:: BRIEF ::
What you return should match the data below exactly, with no pictures in it.
********
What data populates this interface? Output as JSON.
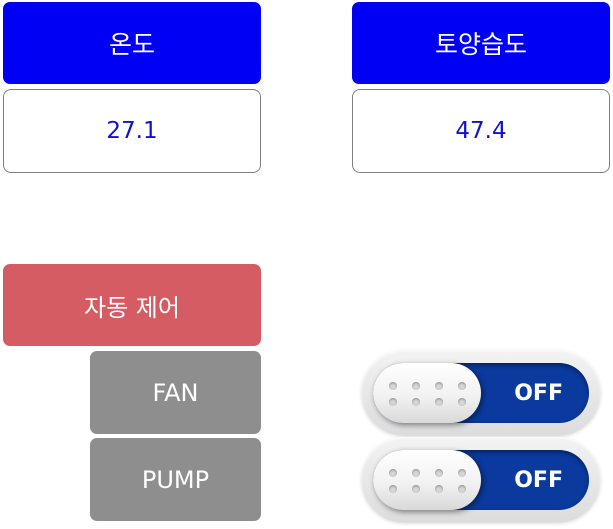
{
  "sensors": {
    "temperature": {
      "label": "온도",
      "value": "27.1"
    },
    "soil_moisture": {
      "label": "토양습도",
      "value": "47.4"
    }
  },
  "control": {
    "auto_label": "자동 제어",
    "devices": [
      {
        "label": "FAN",
        "state": "OFF"
      },
      {
        "label": "PUMP",
        "state": "OFF"
      }
    ]
  },
  "colors": {
    "header_blue": "#0000f5",
    "value_text": "#1010d0",
    "auto_red": "#d55c63",
    "device_grey": "#8e8e8e",
    "toggle_blue": "#0a3a9e"
  }
}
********
:: OUTPUT FOR THIS TASK ::
What data populates this interface? Output as JSON.
{
  "sensors": {
    "temperature": {
      "label": "온도",
      "value": "27.1"
    },
    "soil_moisture": {
      "label": "토양습도",
      "value": "47.4"
    }
  },
  "control": {
    "auto_label": "자동 제어",
    "devices": [
      {
        "label": "FAN",
        "state": "OFF"
      },
      {
        "label": "PUMP",
        "state": "OFF"
      }
    ]
  },
  "colors": {
    "header_blue": "#0000f5",
    "value_text": "#1010d0",
    "auto_red": "#d55c63",
    "device_grey": "#8e8e8e",
    "toggle_blue": "#0a3a9e"
  }
}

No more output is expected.